> WORK INSTRUCTION
Omit every picture, then give all the entries again exactly.

***** DATA PROVIDED *****

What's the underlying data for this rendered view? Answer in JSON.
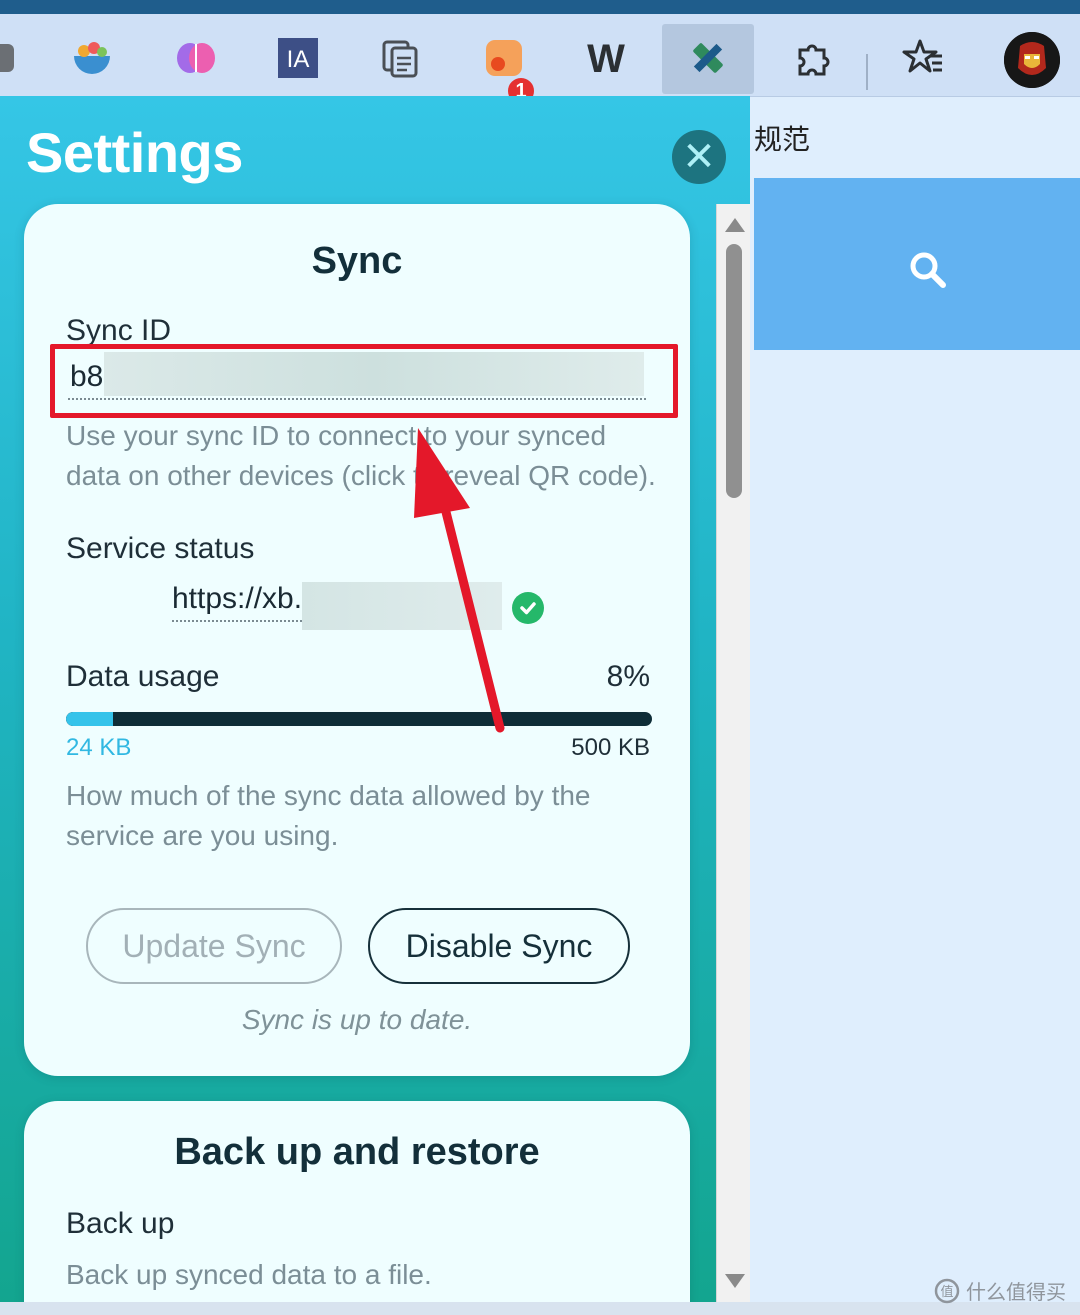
{
  "toolbar": {
    "icons": [
      "broom-extension-icon",
      "bowl-extension-icon",
      "brain-extension-icon",
      "ia-extension-icon",
      "copy-extension-icon",
      "rss-extension-icon",
      "w-extension-icon",
      "satellite-extension-icon",
      "puzzle-extensions-icon",
      "favorites-icon",
      "profile-avatar"
    ],
    "ia_label": "IA",
    "w_label": "W",
    "badge_count": "1"
  },
  "background_page": {
    "partial_text": "规范",
    "watermark": "什么值得买"
  },
  "settings": {
    "title": "Settings",
    "sync": {
      "title": "Sync",
      "sync_id_label": "Sync ID",
      "sync_id_value": "b8",
      "sync_id_help": "Use your sync ID to connect to your synced data on other devices (click to reveal QR code).",
      "service_status_label": "Service status",
      "service_url": "https://xb.",
      "status": "ok",
      "data_usage_label": "Data usage",
      "data_usage_percent": "8%",
      "data_usage_fraction": 0.08,
      "used": "24 KB",
      "limit": "500 KB",
      "data_usage_help": "How much of the sync data allowed by the service are you using.",
      "update_button": "Update Sync",
      "disable_button": "Disable Sync",
      "status_note": "Sync is up to date."
    },
    "backup": {
      "title": "Back up and restore",
      "backup_label": "Back up",
      "backup_help": "Back up synced data to a file."
    }
  },
  "colors": {
    "accent_teal": "#35c6e6",
    "annotation_red": "#e4182a",
    "status_ok": "#25b86a"
  }
}
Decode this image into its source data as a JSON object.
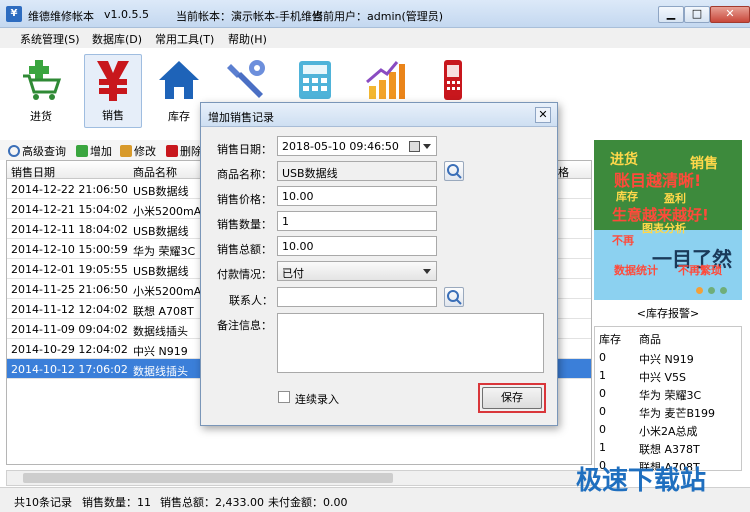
{
  "window": {
    "app_icon": "¥",
    "title": "维德维修帐本",
    "version": "v1.0.5.5",
    "account": "当前帐本：演示帐本-手机维修",
    "user": "当前用户：admin(管理员)"
  },
  "menu": [
    "系统管理(S)",
    "数据库(D)",
    "常用工具(T)",
    "帮助(H)"
  ],
  "toolbar": [
    {
      "label": "进货",
      "icon": "cart-icon"
    },
    {
      "label": "销售",
      "icon": "yen-icon"
    },
    {
      "label": "库存",
      "icon": "house-icon"
    },
    {
      "label": "",
      "icon": "wrench-icon"
    },
    {
      "label": "",
      "icon": "calculator-icon"
    },
    {
      "label": "",
      "icon": "growth-chart-icon"
    },
    {
      "label": "",
      "icon": "mobile-phone-icon"
    }
  ],
  "subtoolbar": [
    "高级查询",
    "增加",
    "修改",
    "删除"
  ],
  "grid": {
    "headers": [
      "销售日期",
      "商品名称"
    ],
    "right_header_fragments": [
      "格",
      "情况"
    ],
    "rows": [
      [
        "2014-12-22 21:06:50",
        "USB数据线"
      ],
      [
        "2014-12-21 15:04:02",
        "小米5200mAh移"
      ],
      [
        "2014-12-11 18:04:02",
        "USB数据线"
      ],
      [
        "2014-12-10 15:00:59",
        "华为 荣耀3C"
      ],
      [
        "2014-12-01 19:05:55",
        "USB数据线"
      ],
      [
        "2014-11-25 21:06:50",
        "小米5200mAh移"
      ],
      [
        "2014-11-12 12:04:02",
        "联想 A708T"
      ],
      [
        "2014-11-09 09:04:02",
        "数据线插头"
      ],
      [
        "2014-10-29 12:04:02",
        "中兴 N919"
      ],
      [
        "2014-10-12 17:06:02",
        "数据线插头"
      ]
    ],
    "selected_index": 9
  },
  "status": {
    "records": "共10条记录",
    "qty": "销售数量：11",
    "total": "销售总额：2,433.00",
    "unpaid": "未付金额：0.00"
  },
  "banner": {
    "line1": "进货",
    "line2": "销售",
    "line3": "账目越清晰!",
    "line4": "库存",
    "line5": "盈利",
    "line6": "生意越来越好!",
    "line7": "图表分析",
    "line8": "不再",
    "line9": "一目了然",
    "line10": "数据统计",
    "line11": "不再繁琐"
  },
  "stock": {
    "title": "<库存报警>",
    "headers": [
      "库存",
      "商品"
    ],
    "rows": [
      [
        "0",
        "中兴 N919"
      ],
      [
        "1",
        "中兴 V5S"
      ],
      [
        "0",
        "华为 荣耀3C"
      ],
      [
        "0",
        "华为 麦芒B199"
      ],
      [
        "0",
        "小米2A总成"
      ],
      [
        "1",
        "联想 A378T"
      ],
      [
        "0",
        "联想 A708T"
      ]
    ]
  },
  "watermark": "极速下载站",
  "dialog": {
    "title": "增加销售记录",
    "close": "✕",
    "fields": {
      "date_label": "销售日期：",
      "date_value": "2018-05-10 09:46:50",
      "name_label": "商品名称：",
      "name_value": "USB数据线",
      "price_label": "销售价格：",
      "price_value": "10.00",
      "qty_label": "销售数量：",
      "qty_value": "1",
      "total_label": "销售总额：",
      "total_value": "10.00",
      "pay_label": "付款情况：",
      "pay_value": "已付",
      "contact_label": "联系人：",
      "contact_value": "",
      "note_label": "备注信息：",
      "note_value": ""
    },
    "continuous": "连续录入",
    "save": "保存"
  }
}
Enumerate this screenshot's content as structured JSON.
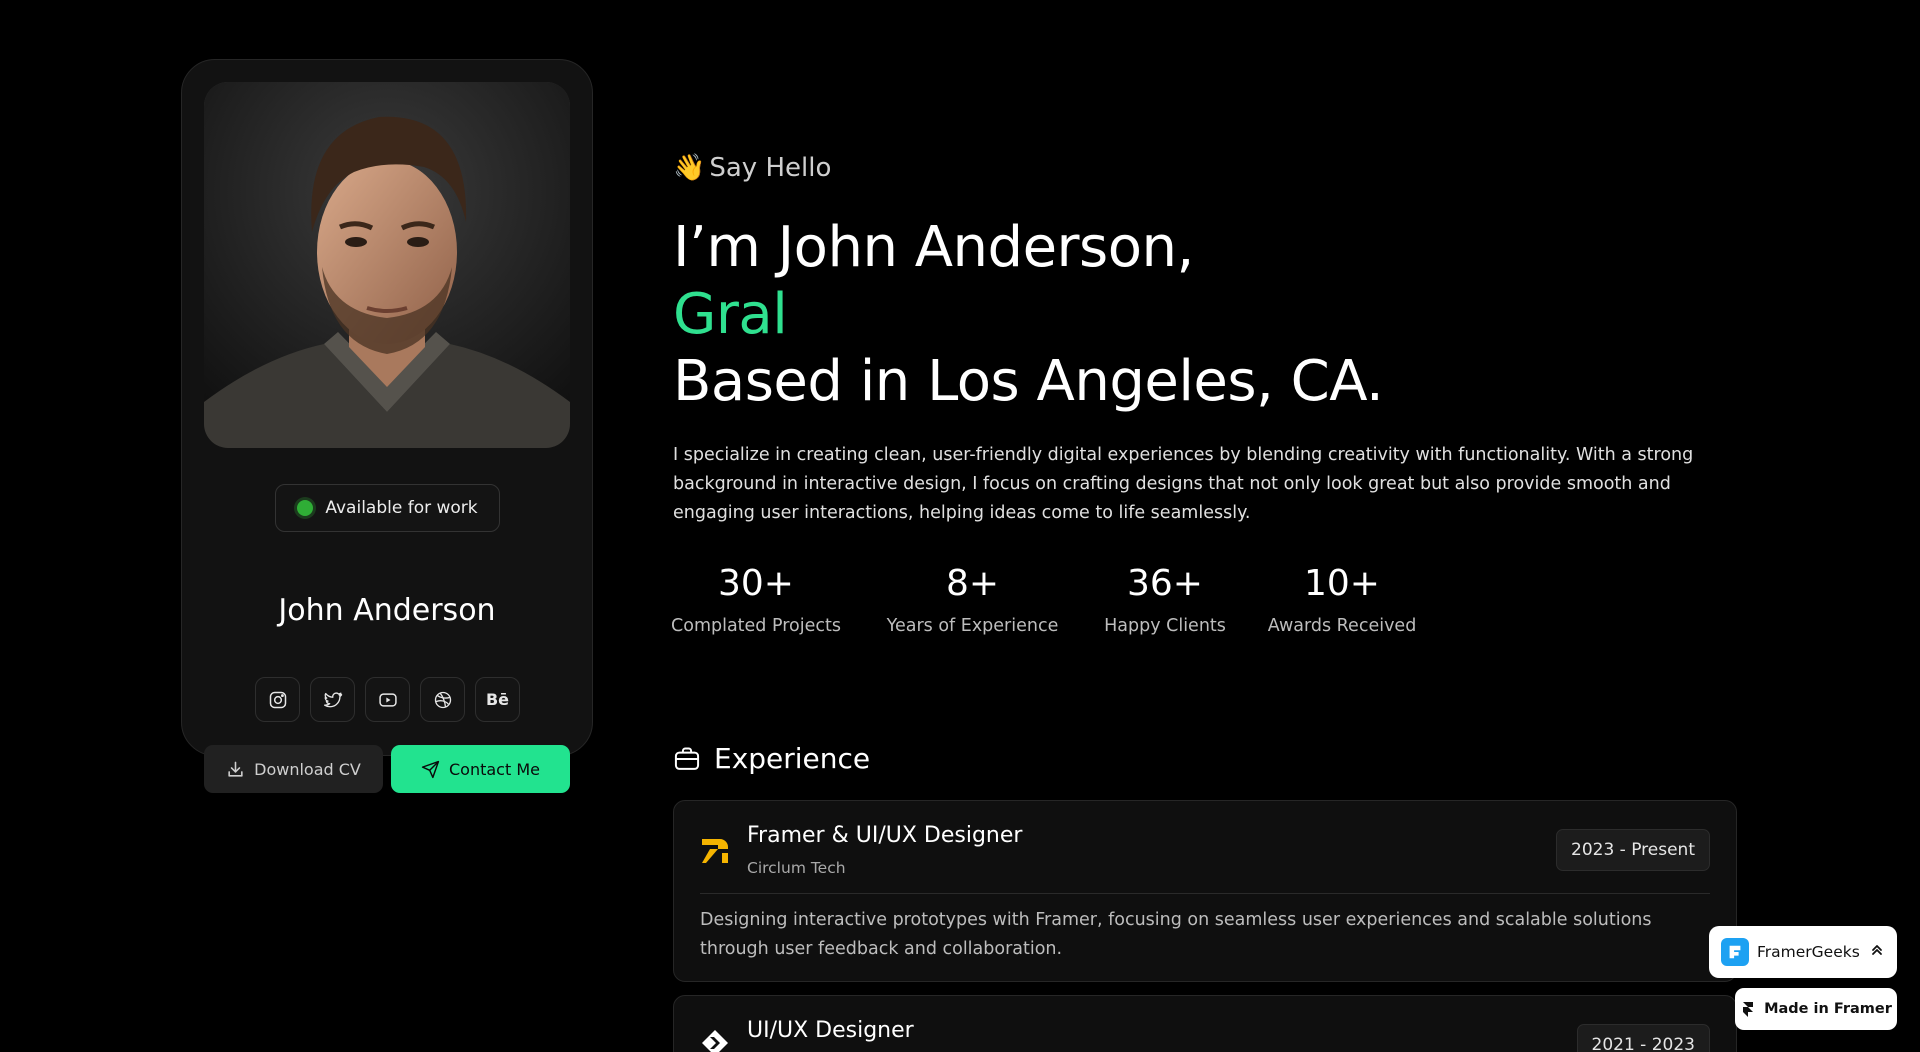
{
  "profile": {
    "status_label": "Available for work",
    "name": "John Anderson",
    "socials": [
      {
        "icon": "instagram-icon"
      },
      {
        "icon": "twitter-icon"
      },
      {
        "icon": "youtube-icon"
      },
      {
        "icon": "dribbble-icon"
      },
      {
        "icon": "behance-icon",
        "text": "Bē"
      }
    ],
    "download_cv_label": "Download CV",
    "contact_label": "Contact Me",
    "status_color": "#2fae36",
    "accent_color": "#22e38f"
  },
  "hero": {
    "greeting_emoji": "👋",
    "greeting": "Say Hello",
    "line1": "I’m John Anderson,",
    "line2": "Gral",
    "line3": "Based in Los Angeles, CA.",
    "bio": "I specialize in creating clean, user-friendly digital experiences by blending creativity with functionality. With a strong background in interactive design, I focus on crafting designs that not only look great but also provide smooth and engaging user interactions, helping ideas come to life seamlessly."
  },
  "stats": [
    {
      "value": "30+",
      "label": "Complated Projects"
    },
    {
      "value": "8+",
      "label": "Years of Experience"
    },
    {
      "value": "36+",
      "label": "Happy Clients"
    },
    {
      "value": "10+",
      "label": "Awards Received"
    }
  ],
  "experience": {
    "heading": "Experience",
    "items": [
      {
        "title": "Framer & UI/UX Designer",
        "company": "Circlum Tech",
        "dates": "2023 - Present",
        "description": "Designing interactive prototypes with Framer, focusing on seamless user experiences and scalable solutions through user feedback and collaboration.",
        "logo_color": "#f5b400"
      },
      {
        "title": "UI/UX Designer",
        "dates": "2021 - 2023"
      }
    ]
  },
  "badges": {
    "framergeeks_label": "FramerGeeks",
    "made_in_framer_label": "Made in Framer"
  }
}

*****

> OUTPUT BELOW
What's the underlying data for this rendered view? Answer in JSON.
{
  "toolbar": {
    "icons": [
      "broom-extension-icon",
      "bowl-extension-icon",
      "brain-extension-icon",
      "ia-extension-icon",
      "copy-extension-icon",
      "rss-extension-icon",
      "w-extension-icon",
      "satellite-extension-icon",
      "puzzle-extensions-icon",
      "favorites-icon",
      "profile-avatar"
    ],
    "ia_label": "IA",
    "w_label": "W",
    "badge_count": "1"
  },
  "background_page": {
    "partial_text": "规范",
    "watermark": "什么值得买"
  },
  "settings": {
    "title": "Settings",
    "sync": {
      "title": "Sync",
      "sync_id_label": "Sync ID",
      "sync_id_value": "b8",
      "sync_id_help": "Use your sync ID to connect to your synced data on other devices (click to reveal QR code).",
      "service_status_label": "Service status",
      "service_url": "https://xb.",
      "status": "ok",
      "data_usage_label": "Data usage",
      "data_usage_percent": "8%",
      "data_usage_fraction": 0.08,
      "used": "24 KB",
      "limit": "500 KB",
      "data_usage_help": "How much of the sync data allowed by the service are you using.",
      "update_button": "Update Sync",
      "disable_button": "Disable Sync",
      "status_note": "Sync is up to date."
    },
    "backup": {
      "title": "Back up and restore",
      "backup_label": "Back up",
      "backup_help": "Back up synced data to a file."
    }
  },
  "colors": {
    "accent_teal": "#35c6e6",
    "annotation_red": "#e4182a",
    "status_ok": "#25b86a"
  }
}
Decode this image into its source data as a JSON object.
{
  "window": {
    "app_icon": "¥",
    "title": "维德维修帐本",
    "version": "v1.0.5.5",
    "account": "当前帐本：演示帐本-手机维修",
    "user": "当前用户：admin(管理员)"
  },
  "menu": [
    "系统管理(S)",
    "数据库(D)",
    "常用工具(T)",
    "帮助(H)"
  ],
  "toolbar": [
    {
      "label": "进货",
      "icon": "cart-icon"
    },
    {
      "label": "销售",
      "icon": "yen-icon"
    },
    {
      "label": "库存",
      "icon": "house-icon"
    },
    {
      "label": "",
      "icon": "wrench-icon"
    },
    {
      "label": "",
      "icon": "calculator-icon"
    },
    {
      "label": "",
      "icon": "growth-chart-icon"
    },
    {
      "label": "",
      "icon": "mobile-phone-icon"
    }
  ],
  "subtoolbar": [
    "高级查询",
    "增加",
    "修改",
    "删除"
  ],
  "grid": {
    "headers": [
      "销售日期",
      "商品名称"
    ],
    "right_header_fragments": [
      "格",
      "情况"
    ],
    "rows": [
      [
        "2014-12-22 21:06:50",
        "USB数据线"
      ],
      [
        "2014-12-21 15:04:02",
        "小米5200mAh移"
      ],
      [
        "2014-12-11 18:04:02",
        "USB数据线"
      ],
      [
        "2014-12-10 15:00:59",
        "华为 荣耀3C"
      ],
      [
        "2014-12-01 19:05:55",
        "USB数据线"
      ],
      [
        "2014-11-25 21:06:50",
        "小米5200mAh移"
      ],
      [
        "2014-11-12 12:04:02",
        "联想 A708T"
      ],
      [
        "2014-11-09 09:04:02",
        "数据线插头"
      ],
      [
        "2014-10-29 12:04:02",
        "中兴 N919"
      ],
      [
        "2014-10-12 17:06:02",
        "数据线插头"
      ]
    ],
    "selected_index": 9
  },
  "status": {
    "records": "共10条记录",
    "qty": "销售数量：11",
    "total": "销售总额：2,433.00",
    "unpaid": "未付金额：0.00"
  },
  "banner": {
    "line1": "进货",
    "line2": "销售",
    "line3": "账目越清晰!",
    "line4": "库存",
    "line5": "盈利",
    "line6": "生意越来越好!",
    "line7": "图表分析",
    "line8": "不再",
    "line9": "一目了然",
    "line10": "数据统计",
    "line11": "不再繁琐"
  },
  "stock": {
    "title": "<库存报警>",
    "headers": [
      "库存",
      "商品"
    ],
    "rows": [
      [
        "0",
        "中兴 N919"
      ],
      [
        "1",
        "中兴 V5S"
      ],
      [
        "0",
        "华为 荣耀3C"
      ],
      [
        "0",
        "华为 麦芒B199"
      ],
      [
        "0",
        "小米2A总成"
      ],
      [
        "1",
        "联想 A378T"
      ],
      [
        "0",
        "联想 A708T"
      ]
    ]
  },
  "watermark": "极速下载站",
  "dialog": {
    "title": "增加销售记录",
    "close": "✕",
    "fields": {
      "date_label": "销售日期：",
      "date_value": "2018-05-10 09:46:50",
      "name_label": "商品名称：",
      "name_value": "USB数据线",
      "price_label": "销售价格：",
      "price_value": "10.00",
      "qty_label": "销售数量：",
      "qty_value": "1",
      "total_label": "销售总额：",
      "total_value": "10.00",
      "pay_label": "付款情况：",
      "pay_value": "已付",
      "contact_label": "联系人：",
      "contact_value": "",
      "note_label": "备注信息：",
      "note_value": ""
    },
    "continuous": "连续录入",
    "save": "保存"
  }
}
Enumerate this screenshot's content as structured JSON.
{
  "profile": {
    "status_label": "Available for work",
    "name": "John Anderson",
    "socials": [
      {
        "icon": "instagram-icon"
      },
      {
        "icon": "twitter-icon"
      },
      {
        "icon": "youtube-icon"
      },
      {
        "icon": "dribbble-icon"
      },
      {
        "icon": "behance-icon",
        "text": "Bē"
      }
    ],
    "download_cv_label": "Download CV",
    "contact_label": "Contact Me",
    "status_color": "#2fae36",
    "accent_color": "#22e38f"
  },
  "hero": {
    "greeting_emoji": "👋",
    "greeting": "Say Hello",
    "line1": "I’m John Anderson,",
    "line2": "Gral",
    "line3": "Based in Los Angeles, CA.",
    "bio": "I specialize in creating clean, user-friendly digital experiences by blending creativity with functionality. With a strong background in interactive design, I focus on crafting designs that not only look great but also provide smooth and engaging user interactions, helping ideas come to life seamlessly."
  },
  "stats": [
    {
      "value": "30+",
      "label": "Complated Projects"
    },
    {
      "value": "8+",
      "label": "Years of Experience"
    },
    {
      "value": "36+",
      "label": "Happy Clients"
    },
    {
      "value": "10+",
      "label": "Awards Received"
    }
  ],
  "experience": {
    "heading": "Experience",
    "items": [
      {
        "title": "Framer & UI/UX Designer",
        "company": "Circlum Tech",
        "dates": "2023 - Present",
        "description": "Designing interactive prototypes with Framer, focusing on seamless user experiences and scalable solutions through user feedback and collaboration.",
        "logo_color": "#f5b400"
      },
      {
        "title": "UI/UX Designer",
        "dates": "2021 - 2023"
      }
    ]
  },
  "badges": {
    "framergeeks_label": "FramerGeeks",
    "made_in_framer_label": "Made in Framer"
  }
}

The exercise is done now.